----- Extracted material

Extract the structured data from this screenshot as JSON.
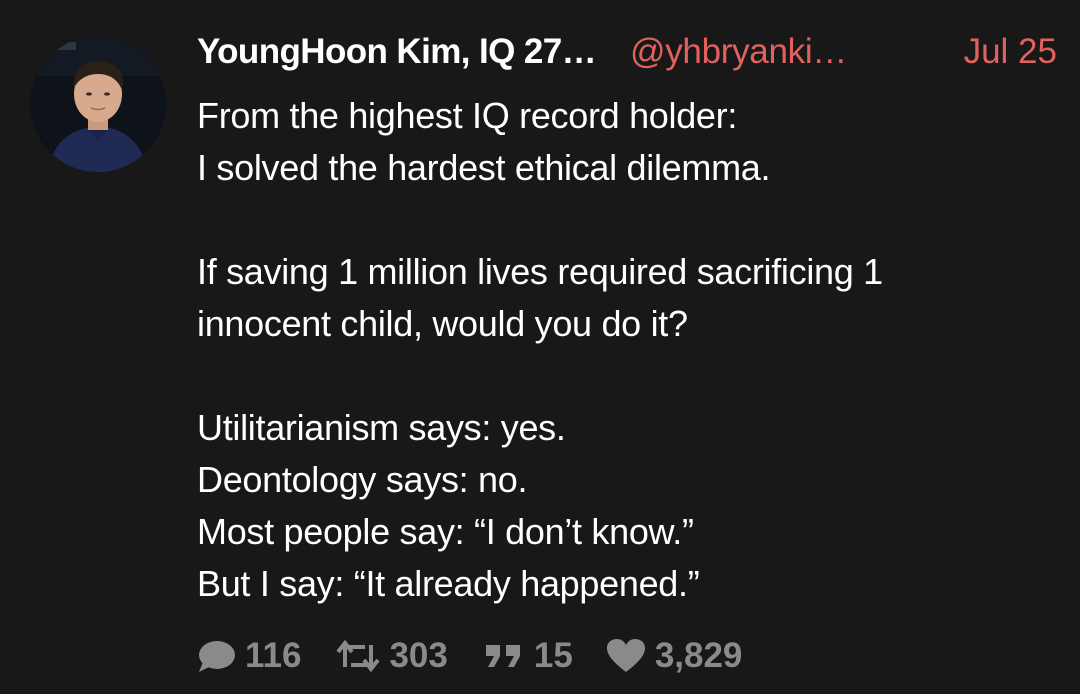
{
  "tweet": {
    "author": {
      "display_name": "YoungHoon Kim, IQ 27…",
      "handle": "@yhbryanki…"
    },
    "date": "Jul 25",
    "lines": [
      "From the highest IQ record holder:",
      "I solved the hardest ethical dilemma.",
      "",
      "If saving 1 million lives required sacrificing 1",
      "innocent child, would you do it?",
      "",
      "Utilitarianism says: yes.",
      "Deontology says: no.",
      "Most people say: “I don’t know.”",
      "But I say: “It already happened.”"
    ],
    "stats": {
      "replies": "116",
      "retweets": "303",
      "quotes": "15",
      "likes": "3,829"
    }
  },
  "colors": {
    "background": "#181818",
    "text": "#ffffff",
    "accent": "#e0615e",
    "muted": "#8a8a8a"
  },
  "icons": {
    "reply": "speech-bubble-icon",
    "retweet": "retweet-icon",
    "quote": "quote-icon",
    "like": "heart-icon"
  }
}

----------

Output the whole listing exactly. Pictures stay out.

Extract the structured data from this screenshot as JSON.
{
  "tweet": {
    "author": {
      "display_name": "YoungHoon Kim, IQ 27…",
      "handle": "@yhbryanki…"
    },
    "date": "Jul 25",
    "lines": [
      "From the highest IQ record holder:",
      "I solved the hardest ethical dilemma.",
      "",
      "If saving 1 million lives required sacrificing 1",
      "innocent child, would you do it?",
      "",
      "Utilitarianism says: yes.",
      "Deontology says: no.",
      "Most people say: “I don’t know.”",
      "But I say: “It already happened.”"
    ],
    "stats": {
      "replies": "116",
      "retweets": "303",
      "quotes": "15",
      "likes": "3,829"
    }
  },
  "colors": {
    "background": "#181818",
    "text": "#ffffff",
    "accent": "#e0615e",
    "muted": "#8a8a8a"
  },
  "icons": {
    "reply": "speech-bubble-icon",
    "retweet": "retweet-icon",
    "quote": "quote-icon",
    "like": "heart-icon"
  }
}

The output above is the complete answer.